■ EXERCISE: If you see a picture in the data below, omit it and copy the rest exactly.

■ Web page and app entries:
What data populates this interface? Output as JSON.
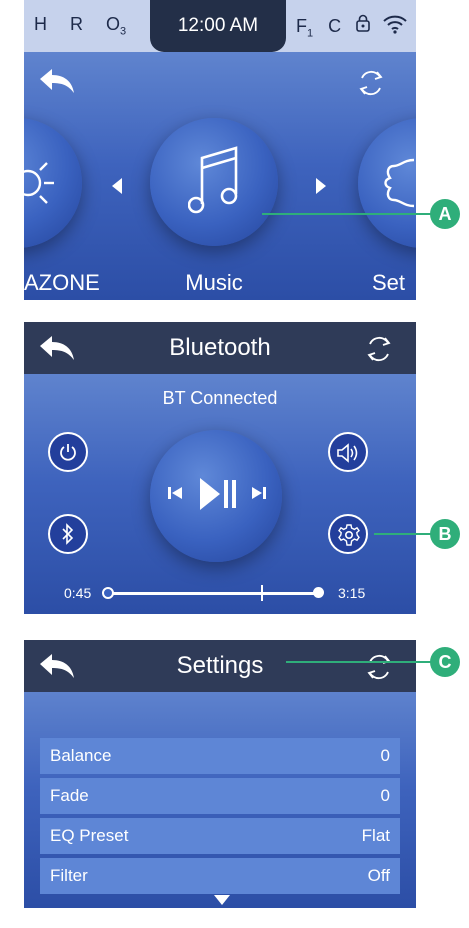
{
  "status_bar": {
    "left_indicators": [
      "H",
      "R",
      "O"
    ],
    "ozone_sub": "3",
    "clock": "12:00 AM",
    "filter": "F",
    "filter_sub": "1",
    "unit": "C"
  },
  "screen_music": {
    "left_label": "AZONE",
    "center_label": "Music",
    "right_label": "Set"
  },
  "screen_bluetooth": {
    "title": "Bluetooth",
    "status": "BT Connected",
    "elapsed": "0:45",
    "total": "3:15",
    "progress": 0.73
  },
  "screen_settings": {
    "title": "Settings",
    "rows": [
      {
        "label": "Balance",
        "value": "0"
      },
      {
        "label": "Fade",
        "value": "0"
      },
      {
        "label": "EQ Preset",
        "value": "Flat"
      },
      {
        "label": "Filter",
        "value": "Off"
      }
    ]
  },
  "callouts": {
    "a": "A",
    "b": "B",
    "c": "C"
  },
  "colors": {
    "accent": "#2fae7a",
    "panel_bg": "#3e63bd",
    "header": "#2f3b58"
  }
}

■ RESULT OF THE TASK:
What data populates this interface? Output as JSON.
{
  "status_bar": {
    "left_indicators": [
      "H",
      "R",
      "O"
    ],
    "ozone_sub": "3",
    "clock": "12:00 AM",
    "filter": "F",
    "filter_sub": "1",
    "unit": "C"
  },
  "screen_music": {
    "left_label": "AZONE",
    "center_label": "Music",
    "right_label": "Set"
  },
  "screen_bluetooth": {
    "title": "Bluetooth",
    "status": "BT Connected",
    "elapsed": "0:45",
    "total": "3:15",
    "progress": 0.73
  },
  "screen_settings": {
    "title": "Settings",
    "rows": [
      {
        "label": "Balance",
        "value": "0"
      },
      {
        "label": "Fade",
        "value": "0"
      },
      {
        "label": "EQ Preset",
        "value": "Flat"
      },
      {
        "label": "Filter",
        "value": "Off"
      }
    ]
  },
  "callouts": {
    "a": "A",
    "b": "B",
    "c": "C"
  },
  "colors": {
    "accent": "#2fae7a",
    "panel_bg": "#3e63bd",
    "header": "#2f3b58"
  }
}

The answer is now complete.